▸ **WHAT IS NEEDED**: Pictures aside, repeat every record below exactly.

▸ **DATA TO PROCESS**:
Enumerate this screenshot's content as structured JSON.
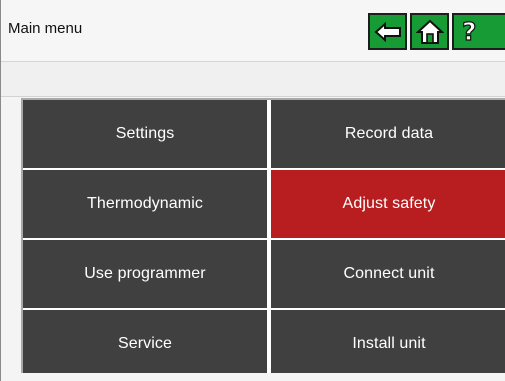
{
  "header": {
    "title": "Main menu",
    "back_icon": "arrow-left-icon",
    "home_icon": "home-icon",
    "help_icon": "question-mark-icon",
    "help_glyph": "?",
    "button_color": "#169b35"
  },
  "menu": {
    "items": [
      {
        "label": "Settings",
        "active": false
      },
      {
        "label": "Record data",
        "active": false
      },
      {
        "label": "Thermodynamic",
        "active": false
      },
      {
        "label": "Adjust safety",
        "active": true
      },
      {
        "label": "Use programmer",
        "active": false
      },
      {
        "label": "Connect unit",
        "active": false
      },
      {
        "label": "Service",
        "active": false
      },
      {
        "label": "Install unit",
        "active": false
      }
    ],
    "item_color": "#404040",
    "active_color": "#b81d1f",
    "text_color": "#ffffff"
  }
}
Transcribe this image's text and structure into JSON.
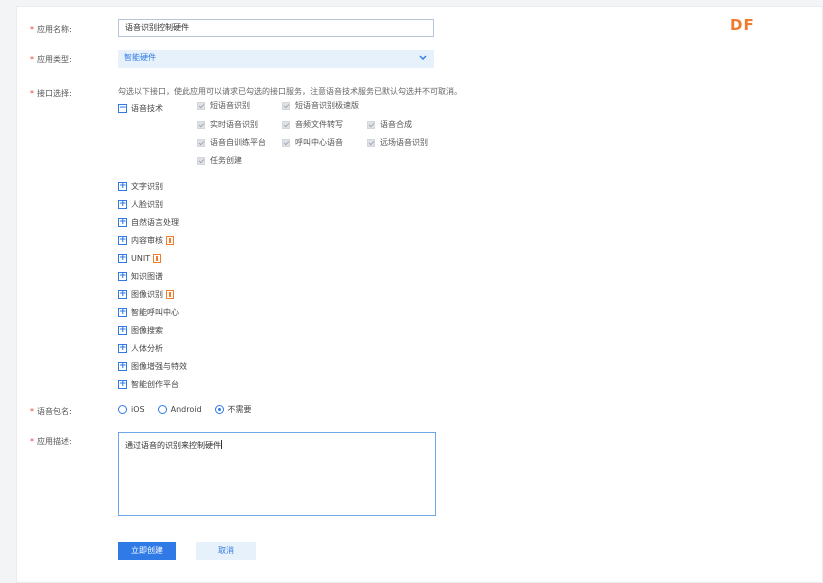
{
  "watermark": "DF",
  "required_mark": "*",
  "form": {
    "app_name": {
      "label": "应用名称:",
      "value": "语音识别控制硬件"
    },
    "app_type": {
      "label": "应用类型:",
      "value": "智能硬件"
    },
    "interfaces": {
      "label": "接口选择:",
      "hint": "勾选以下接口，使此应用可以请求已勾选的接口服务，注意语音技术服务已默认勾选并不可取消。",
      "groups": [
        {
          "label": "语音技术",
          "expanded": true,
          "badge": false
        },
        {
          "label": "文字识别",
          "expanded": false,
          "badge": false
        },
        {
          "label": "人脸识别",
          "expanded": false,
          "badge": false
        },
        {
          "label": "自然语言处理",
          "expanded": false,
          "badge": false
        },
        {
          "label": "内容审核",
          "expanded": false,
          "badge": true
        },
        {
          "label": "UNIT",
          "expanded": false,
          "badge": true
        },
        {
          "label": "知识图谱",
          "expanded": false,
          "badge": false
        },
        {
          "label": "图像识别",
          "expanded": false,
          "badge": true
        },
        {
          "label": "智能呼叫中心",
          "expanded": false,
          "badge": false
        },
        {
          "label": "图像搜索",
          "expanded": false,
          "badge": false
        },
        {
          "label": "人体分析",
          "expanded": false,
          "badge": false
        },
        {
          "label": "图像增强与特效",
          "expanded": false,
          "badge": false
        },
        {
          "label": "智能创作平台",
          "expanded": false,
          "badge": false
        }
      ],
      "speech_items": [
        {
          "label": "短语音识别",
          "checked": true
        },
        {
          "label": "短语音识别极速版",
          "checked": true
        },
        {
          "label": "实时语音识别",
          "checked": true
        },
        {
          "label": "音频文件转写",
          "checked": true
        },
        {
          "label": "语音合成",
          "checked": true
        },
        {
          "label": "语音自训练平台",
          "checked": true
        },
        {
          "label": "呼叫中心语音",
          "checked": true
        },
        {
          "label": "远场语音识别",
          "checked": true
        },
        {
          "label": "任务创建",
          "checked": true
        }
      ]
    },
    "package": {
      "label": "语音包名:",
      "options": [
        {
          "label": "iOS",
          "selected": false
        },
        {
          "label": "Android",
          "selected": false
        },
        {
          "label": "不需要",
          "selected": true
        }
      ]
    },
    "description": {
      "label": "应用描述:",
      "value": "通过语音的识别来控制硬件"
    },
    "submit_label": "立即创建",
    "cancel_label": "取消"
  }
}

▸ **FINISHED EXERCISE**:
Enumerate this screenshot's content as structured JSON.
{
  "header": {
    "title": "Main menu",
    "back_icon": "arrow-left-icon",
    "home_icon": "home-icon",
    "help_icon": "question-mark-icon",
    "help_glyph": "?",
    "button_color": "#169b35"
  },
  "menu": {
    "items": [
      {
        "label": "Settings",
        "active": false
      },
      {
        "label": "Record data",
        "active": false
      },
      {
        "label": "Thermodynamic",
        "active": false
      },
      {
        "label": "Adjust safety",
        "active": true
      },
      {
        "label": "Use programmer",
        "active": false
      },
      {
        "label": "Connect unit",
        "active": false
      },
      {
        "label": "Service",
        "active": false
      },
      {
        "label": "Install unit",
        "active": false
      }
    ],
    "item_color": "#404040",
    "active_color": "#b81d1f",
    "text_color": "#ffffff"
  }
}
Transcribe this image's text and structure into JSON.
{
  "watermark": "DF",
  "required_mark": "*",
  "form": {
    "app_name": {
      "label": "应用名称:",
      "value": "语音识别控制硬件"
    },
    "app_type": {
      "label": "应用类型:",
      "value": "智能硬件"
    },
    "interfaces": {
      "label": "接口选择:",
      "hint": "勾选以下接口，使此应用可以请求已勾选的接口服务，注意语音技术服务已默认勾选并不可取消。",
      "groups": [
        {
          "label": "语音技术",
          "expanded": true,
          "badge": false
        },
        {
          "label": "文字识别",
          "expanded": false,
          "badge": false
        },
        {
          "label": "人脸识别",
          "expanded": false,
          "badge": false
        },
        {
          "label": "自然语言处理",
          "expanded": false,
          "badge": false
        },
        {
          "label": "内容审核",
          "expanded": false,
          "badge": true
        },
        {
          "label": "UNIT",
          "expanded": false,
          "badge": true
        },
        {
          "label": "知识图谱",
          "expanded": false,
          "badge": false
        },
        {
          "label": "图像识别",
          "expanded": false,
          "badge": true
        },
        {
          "label": "智能呼叫中心",
          "expanded": false,
          "badge": false
        },
        {
          "label": "图像搜索",
          "expanded": false,
          "badge": false
        },
        {
          "label": "人体分析",
          "expanded": false,
          "badge": false
        },
        {
          "label": "图像增强与特效",
          "expanded": false,
          "badge": false
        },
        {
          "label": "智能创作平台",
          "expanded": false,
          "badge": false
        }
      ],
      "speech_items": [
        {
          "label": "短语音识别",
          "checked": true
        },
        {
          "label": "短语音识别极速版",
          "checked": true
        },
        {
          "label": "实时语音识别",
          "checked": true
        },
        {
          "label": "音频文件转写",
          "checked": true
        },
        {
          "label": "语音合成",
          "checked": true
        },
        {
          "label": "语音自训练平台",
          "checked": true
        },
        {
          "label": "呼叫中心语音",
          "checked": true
        },
        {
          "label": "远场语音识别",
          "checked": true
        },
        {
          "label": "任务创建",
          "checked": true
        }
      ]
    },
    "package": {
      "label": "语音包名:",
      "options": [
        {
          "label": "iOS",
          "selected": false
        },
        {
          "label": "Android",
          "selected": false
        },
        {
          "label": "不需要",
          "selected": true
        }
      ]
    },
    "description": {
      "label": "应用描述:",
      "value": "通过语音的识别来控制硬件"
    },
    "submit_label": "立即创建",
    "cancel_label": "取消"
  }
}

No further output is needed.